Data for analysis section start

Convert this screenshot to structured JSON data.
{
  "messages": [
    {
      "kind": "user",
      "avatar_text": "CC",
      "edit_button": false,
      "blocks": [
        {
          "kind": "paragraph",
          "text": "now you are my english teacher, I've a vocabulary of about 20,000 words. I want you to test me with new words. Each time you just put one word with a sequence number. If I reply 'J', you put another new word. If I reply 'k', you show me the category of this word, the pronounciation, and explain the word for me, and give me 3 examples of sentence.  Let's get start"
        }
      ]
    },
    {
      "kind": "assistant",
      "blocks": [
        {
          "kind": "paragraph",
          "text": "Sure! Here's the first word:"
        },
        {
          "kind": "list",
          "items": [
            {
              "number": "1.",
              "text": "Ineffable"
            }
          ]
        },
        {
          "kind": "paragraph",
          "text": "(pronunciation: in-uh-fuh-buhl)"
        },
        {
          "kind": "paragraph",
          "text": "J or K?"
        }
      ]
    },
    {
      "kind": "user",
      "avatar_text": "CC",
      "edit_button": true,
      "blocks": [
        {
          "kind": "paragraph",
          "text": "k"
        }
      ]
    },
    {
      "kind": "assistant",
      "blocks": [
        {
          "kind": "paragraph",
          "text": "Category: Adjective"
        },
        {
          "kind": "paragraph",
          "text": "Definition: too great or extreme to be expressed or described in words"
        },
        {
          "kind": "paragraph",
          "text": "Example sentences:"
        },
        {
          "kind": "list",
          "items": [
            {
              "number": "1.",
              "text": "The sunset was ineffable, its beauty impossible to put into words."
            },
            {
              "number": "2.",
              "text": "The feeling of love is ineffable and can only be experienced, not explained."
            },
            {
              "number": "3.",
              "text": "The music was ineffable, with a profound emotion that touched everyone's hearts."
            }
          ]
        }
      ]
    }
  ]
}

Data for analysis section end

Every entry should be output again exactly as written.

- [Answer section]
Convert this screenshot to structured JSON data.
{
  "messages": [
    {
      "kind": "user",
      "avatar_text": "CC",
      "edit_button": false,
      "blocks": [
        {
          "kind": "paragraph",
          "text": "now you are my english teacher, I've a vocabulary of about 20,000 words. I want you to test me with new words. Each time you just put one word with a sequence number. If I reply 'J', you put another new word. If I reply 'k', you show me the category of this word, the pronounciation, and explain the word for me, and give me 3 examples of sentence.  Let's get start"
        }
      ]
    },
    {
      "kind": "assistant",
      "blocks": [
        {
          "kind": "paragraph",
          "text": "Sure! Here's the first word:"
        },
        {
          "kind": "list",
          "items": [
            {
              "number": "1.",
              "text": "Ineffable"
            }
          ]
        },
        {
          "kind": "paragraph",
          "text": "(pronunciation: in-uh-fuh-buhl)"
        },
        {
          "kind": "paragraph",
          "text": "J or K?"
        }
      ]
    },
    {
      "kind": "user",
      "avatar_text": "CC",
      "edit_button": true,
      "blocks": [
        {
          "kind": "paragraph",
          "text": "k"
        }
      ]
    },
    {
      "kind": "assistant",
      "blocks": [
        {
          "kind": "paragraph",
          "text": "Category: Adjective"
        },
        {
          "kind": "paragraph",
          "text": "Definition: too great or extreme to be expressed or described in words"
        },
        {
          "kind": "paragraph",
          "text": "Example sentences:"
        },
        {
          "kind": "list",
          "items": [
            {
              "number": "1.",
              "text": "The sunset was ineffable, its beauty impossible to put into words."
            },
            {
              "number": "2.",
              "text": "The feeling of love is ineffable and can only be experienced, not explained."
            },
            {
              "number": "3.",
              "text": "The music was ineffable, with a profound emotion that touched everyone's hearts."
            }
          ]
        }
      ]
    }
  ]
}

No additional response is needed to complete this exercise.